After the holidays I continued work on my ETHSingapore project: an ETH 2.0 client, with all the research into further development towards the ETH 2.0 spec. Familiarizing yourself with the spec is important to get things right, and so I started updating the classes, package structure and “flow” in the codebase, to match the specification better.
It occurred to me that it’s actually pretty nice to have an overview of the different categories in the spec, and so I started drawing the architecture on draw.io. And after categorization, and layering it into “data”, “block”, and “state”, I went further: what if you can define the whole specification, not just the names, in a visual way? This way everyone can read it, make sense of it, with or without developer background.

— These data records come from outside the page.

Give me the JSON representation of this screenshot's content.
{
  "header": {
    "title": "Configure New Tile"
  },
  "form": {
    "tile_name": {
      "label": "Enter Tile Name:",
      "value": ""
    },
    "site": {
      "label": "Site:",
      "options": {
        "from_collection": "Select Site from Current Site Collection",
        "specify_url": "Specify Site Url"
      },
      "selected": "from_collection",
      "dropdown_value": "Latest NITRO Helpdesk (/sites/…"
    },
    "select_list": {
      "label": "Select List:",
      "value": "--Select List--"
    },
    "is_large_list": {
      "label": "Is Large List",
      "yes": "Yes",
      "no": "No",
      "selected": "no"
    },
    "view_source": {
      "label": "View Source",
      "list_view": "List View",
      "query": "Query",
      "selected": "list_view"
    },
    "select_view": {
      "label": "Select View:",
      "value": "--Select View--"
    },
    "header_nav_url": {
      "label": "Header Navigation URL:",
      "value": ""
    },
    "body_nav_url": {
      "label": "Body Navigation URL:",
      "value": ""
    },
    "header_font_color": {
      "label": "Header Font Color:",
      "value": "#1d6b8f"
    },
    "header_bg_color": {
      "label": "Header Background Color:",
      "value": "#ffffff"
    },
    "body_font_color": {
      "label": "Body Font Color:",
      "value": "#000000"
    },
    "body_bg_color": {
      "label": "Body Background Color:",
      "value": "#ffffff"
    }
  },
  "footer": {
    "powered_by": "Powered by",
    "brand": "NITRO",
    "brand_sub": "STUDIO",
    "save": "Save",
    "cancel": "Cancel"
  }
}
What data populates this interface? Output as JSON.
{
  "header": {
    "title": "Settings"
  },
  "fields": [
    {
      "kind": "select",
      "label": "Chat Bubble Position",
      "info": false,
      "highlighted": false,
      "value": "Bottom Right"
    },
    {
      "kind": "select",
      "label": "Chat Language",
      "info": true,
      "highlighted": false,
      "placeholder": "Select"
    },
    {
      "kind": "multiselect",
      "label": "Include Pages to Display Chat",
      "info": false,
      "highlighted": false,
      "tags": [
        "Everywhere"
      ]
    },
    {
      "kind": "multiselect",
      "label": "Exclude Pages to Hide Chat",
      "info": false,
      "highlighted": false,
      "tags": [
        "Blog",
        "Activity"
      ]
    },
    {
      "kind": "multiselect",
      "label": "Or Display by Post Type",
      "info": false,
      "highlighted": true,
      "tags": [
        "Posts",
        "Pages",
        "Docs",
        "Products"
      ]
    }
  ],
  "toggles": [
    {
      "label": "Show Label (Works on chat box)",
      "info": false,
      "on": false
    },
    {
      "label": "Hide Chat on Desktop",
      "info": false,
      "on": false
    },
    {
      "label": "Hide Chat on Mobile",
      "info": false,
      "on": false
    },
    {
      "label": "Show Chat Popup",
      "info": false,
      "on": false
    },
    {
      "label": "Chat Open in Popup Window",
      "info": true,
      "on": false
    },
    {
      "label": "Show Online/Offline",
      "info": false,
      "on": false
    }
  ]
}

This was easier said than done: reverse-engineering the ever-changing spec was not a pretty process, but everything made sense eventually.
The complete visual, or “schematic” as I like to call it, is available on GitHub.
After every tagged spec release, I will update the visual, to keep it up to date with all the changes. If you see an inconsistency you can submit an issue on GitHub, and I’ll try to fix it in the next release.
GitHub repo here: GH/protolambda/beacon-schematic
The current roadmap to improve the schematic itself is:
- Include field-names / details about the Data objects. The spec needs to be more stable first.
- Add any missing functionality based on suggestions.
- Make it look less like the “Rube Goldberg machine” it is. It’s not just the drawing, the spec itself is really complex. Vitalik commented that he’s looking to reduce the complexity by about 1/4th.
Link to the latest SVG edition: HERE